Going to the Vai in Samoa was a significant part of our day and was such a huge departure from anything we were told about Samoan traditional culture from the Western perspective. When I workshopped the piece with Sweatshop Women’s Collective, everyone commented on how funny the piece was and I hadn’t ever properly perceived just how much humour there is in our realities. Growing up, it was always dismissed as ‘fob humour’ and there were connotations of a lack of intelligence and brutishness but that couldn’t be further from the truth. The cheekiness and humour is nuanced, it’s rich because our people are themselves wonderfully complex. I was also inspired by a few female Samoan authors whose protagonists were strong Samoan women: Tusiata Avia, Laulii Willis and Sia Figiel. Alofa (which means ‘love’ in Samoan) is also the main character in Sia Figiel’s novel ‘Where We Once Belonged’, one of my favourites.

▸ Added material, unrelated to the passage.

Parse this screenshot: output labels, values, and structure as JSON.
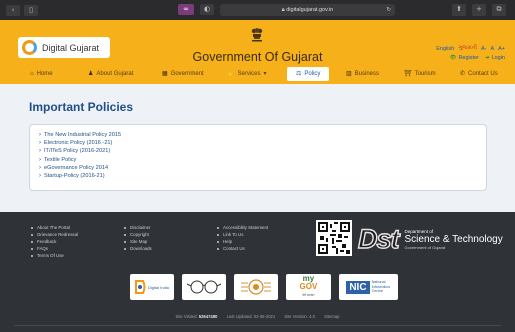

What did it feel like to hold and see your writing inside the compilation for the first time?
It was incredible, the cover art and portraits by Amani Haydar are the first thing you see and they are absolutely stunning. I spent an hour or so just gazing at the beautiful art! And then seeing my name amongst those of so many talented women of colour just made my heart feel as though it was about to burst through my fingertips as I held the book. The first people I shared it with were my aunties Apo, Inia, Gasolo, Sauiluma and Leuaina who live here in Australia, Samoa, New Zealand, and America. They started spamming everyone on their social media feeds with posts about me and I was mortified but I loved them so much for it. Even though they were so far away, they reminded me that aiga is one of the strongest driving forces in my life.
How did you find the process of working with another Pasifika woman, Winnie Dunn, on the editing of your piece?
I had written with other people before where I was constantly explaining myself and my people after seeing editors delete lines and sometimes paragraphs that were vital to my stories. It was always extremely disheartening when I’d see Samoan sentences crossed out for ‘clarity’. To me that just meant that I had to pack away being Samoan just to be understood or seen, just to exist as a writer. Winnie Dunn has championed me and my work since day one. She helped me deconstruct what I saw as great writing (mostly old, dead White men my tertiary education taught me were the Greats) and Dunn challenged me to rethink what good literature is. She does so much for our community and for other writers of Colour and I’m immensely grateful and proud to be working with her. I think I say that to her seventy times a day to be honest.
Any advice for aspiring writers?
Read, read, read. Read the stories of your people – they are out there and their art holds so much truth. Write as much as you can and then write more than that. Surround yourself with people who see you like Winnie Dunn, and don’t be afraid to reach out to other Pasifika writers to share ideas, experiences and truths! Also something I learnt in Sweatshop is that there is no such thing as an aspiring writer: starting from today, tell yourself that you ARE a writer. That’s the greatest piece of advice I can share.
Illustration of Christine Afoa by Amani Haydar for Sweatshop. Read Christine’s SBS article ‘Having Vitiligo Strengthened my identity as a Samoan woman’ here, follow her journey here, and Sweatshop’s work here Purchase a copy of Sweatshop Vol 2. here